◆ Task brief ◆
Report every line in the records below that holds the word "count".

◆ Data extract ◆
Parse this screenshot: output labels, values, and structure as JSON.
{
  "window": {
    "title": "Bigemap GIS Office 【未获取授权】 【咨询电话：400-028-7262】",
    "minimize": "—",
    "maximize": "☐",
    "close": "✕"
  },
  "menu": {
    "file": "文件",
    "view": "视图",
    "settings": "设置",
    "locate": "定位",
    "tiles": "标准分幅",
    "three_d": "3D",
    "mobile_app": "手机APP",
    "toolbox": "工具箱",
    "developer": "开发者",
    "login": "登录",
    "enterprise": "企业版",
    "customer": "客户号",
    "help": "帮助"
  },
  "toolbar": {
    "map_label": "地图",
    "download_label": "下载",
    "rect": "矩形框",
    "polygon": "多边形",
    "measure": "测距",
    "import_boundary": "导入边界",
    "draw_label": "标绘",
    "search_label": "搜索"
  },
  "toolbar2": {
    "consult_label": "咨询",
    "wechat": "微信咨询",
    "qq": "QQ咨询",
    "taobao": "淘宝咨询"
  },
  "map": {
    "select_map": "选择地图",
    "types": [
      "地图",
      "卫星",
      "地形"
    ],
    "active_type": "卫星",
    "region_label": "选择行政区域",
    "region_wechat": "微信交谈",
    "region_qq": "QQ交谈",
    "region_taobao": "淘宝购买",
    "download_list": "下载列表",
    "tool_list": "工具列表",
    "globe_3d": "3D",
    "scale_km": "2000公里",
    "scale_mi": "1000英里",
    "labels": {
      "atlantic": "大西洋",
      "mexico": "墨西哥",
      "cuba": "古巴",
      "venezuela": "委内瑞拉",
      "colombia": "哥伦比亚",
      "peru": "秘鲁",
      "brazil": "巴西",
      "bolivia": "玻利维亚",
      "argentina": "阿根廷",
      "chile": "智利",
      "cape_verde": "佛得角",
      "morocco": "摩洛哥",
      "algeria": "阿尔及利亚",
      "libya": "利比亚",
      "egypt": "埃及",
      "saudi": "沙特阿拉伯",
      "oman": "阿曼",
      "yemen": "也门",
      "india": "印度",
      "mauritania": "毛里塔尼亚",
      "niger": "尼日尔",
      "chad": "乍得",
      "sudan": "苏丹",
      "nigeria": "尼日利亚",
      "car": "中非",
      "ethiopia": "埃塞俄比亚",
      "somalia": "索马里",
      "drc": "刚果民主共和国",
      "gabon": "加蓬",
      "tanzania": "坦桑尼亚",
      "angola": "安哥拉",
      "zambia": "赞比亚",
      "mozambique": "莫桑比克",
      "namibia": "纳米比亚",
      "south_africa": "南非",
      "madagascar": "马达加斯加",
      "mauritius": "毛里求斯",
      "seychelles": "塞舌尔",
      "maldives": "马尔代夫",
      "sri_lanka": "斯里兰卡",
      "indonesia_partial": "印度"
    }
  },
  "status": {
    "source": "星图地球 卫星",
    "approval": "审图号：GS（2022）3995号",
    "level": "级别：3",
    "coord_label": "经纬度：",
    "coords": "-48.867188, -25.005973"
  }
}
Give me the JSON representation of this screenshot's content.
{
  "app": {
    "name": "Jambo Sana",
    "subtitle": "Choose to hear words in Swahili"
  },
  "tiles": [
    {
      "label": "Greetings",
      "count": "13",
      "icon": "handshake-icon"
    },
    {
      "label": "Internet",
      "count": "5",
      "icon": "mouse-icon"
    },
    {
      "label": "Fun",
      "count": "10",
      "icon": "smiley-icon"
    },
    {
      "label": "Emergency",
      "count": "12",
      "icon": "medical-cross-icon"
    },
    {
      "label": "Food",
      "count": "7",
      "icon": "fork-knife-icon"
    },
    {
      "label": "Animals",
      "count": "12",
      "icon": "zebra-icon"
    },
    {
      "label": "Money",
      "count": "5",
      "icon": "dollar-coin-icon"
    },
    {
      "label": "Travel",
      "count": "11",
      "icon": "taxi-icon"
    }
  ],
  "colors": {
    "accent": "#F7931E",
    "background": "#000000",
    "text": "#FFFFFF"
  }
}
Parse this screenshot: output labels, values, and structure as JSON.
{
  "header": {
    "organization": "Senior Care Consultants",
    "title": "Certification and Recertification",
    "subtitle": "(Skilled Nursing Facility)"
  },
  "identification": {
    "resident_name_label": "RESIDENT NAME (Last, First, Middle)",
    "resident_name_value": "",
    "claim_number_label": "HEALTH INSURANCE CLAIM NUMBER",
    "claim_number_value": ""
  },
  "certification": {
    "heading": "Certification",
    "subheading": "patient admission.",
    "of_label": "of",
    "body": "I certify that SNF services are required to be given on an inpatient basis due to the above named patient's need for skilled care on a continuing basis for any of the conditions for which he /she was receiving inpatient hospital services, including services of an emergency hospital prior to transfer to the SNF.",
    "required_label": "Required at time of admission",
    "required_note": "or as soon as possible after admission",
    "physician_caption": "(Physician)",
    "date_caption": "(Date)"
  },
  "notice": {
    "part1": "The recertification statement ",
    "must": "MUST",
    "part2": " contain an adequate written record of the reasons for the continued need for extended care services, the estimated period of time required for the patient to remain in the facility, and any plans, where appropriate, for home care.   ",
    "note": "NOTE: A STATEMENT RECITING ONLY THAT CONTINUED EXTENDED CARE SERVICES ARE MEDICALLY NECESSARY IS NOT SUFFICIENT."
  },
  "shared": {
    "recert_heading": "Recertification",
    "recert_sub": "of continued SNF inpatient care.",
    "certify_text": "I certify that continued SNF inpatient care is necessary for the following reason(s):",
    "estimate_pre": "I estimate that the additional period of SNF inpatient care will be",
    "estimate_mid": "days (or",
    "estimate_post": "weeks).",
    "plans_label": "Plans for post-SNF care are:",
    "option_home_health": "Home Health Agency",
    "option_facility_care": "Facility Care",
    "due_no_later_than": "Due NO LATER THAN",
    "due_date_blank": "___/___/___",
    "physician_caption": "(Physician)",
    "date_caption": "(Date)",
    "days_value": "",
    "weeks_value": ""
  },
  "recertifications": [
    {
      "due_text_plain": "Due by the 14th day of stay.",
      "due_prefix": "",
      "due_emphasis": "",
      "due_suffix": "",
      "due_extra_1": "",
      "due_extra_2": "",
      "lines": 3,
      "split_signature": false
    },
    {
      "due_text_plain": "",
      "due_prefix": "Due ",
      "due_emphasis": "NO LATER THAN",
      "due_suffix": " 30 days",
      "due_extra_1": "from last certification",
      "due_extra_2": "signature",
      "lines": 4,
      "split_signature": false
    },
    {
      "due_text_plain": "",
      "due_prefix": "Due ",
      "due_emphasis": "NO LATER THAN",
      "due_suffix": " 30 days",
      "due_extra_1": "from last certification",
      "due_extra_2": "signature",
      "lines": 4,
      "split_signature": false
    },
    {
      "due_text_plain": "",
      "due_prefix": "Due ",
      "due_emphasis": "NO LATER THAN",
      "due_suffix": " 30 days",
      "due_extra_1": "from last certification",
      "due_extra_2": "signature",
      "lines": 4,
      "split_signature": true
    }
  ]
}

◆ Answer box ◆
      "count": "13",
      "count": "5",
      "count": "10",
      "count": "12",
      "count": "7",
      "count": "12",
      "count": "5",
      "count": "11",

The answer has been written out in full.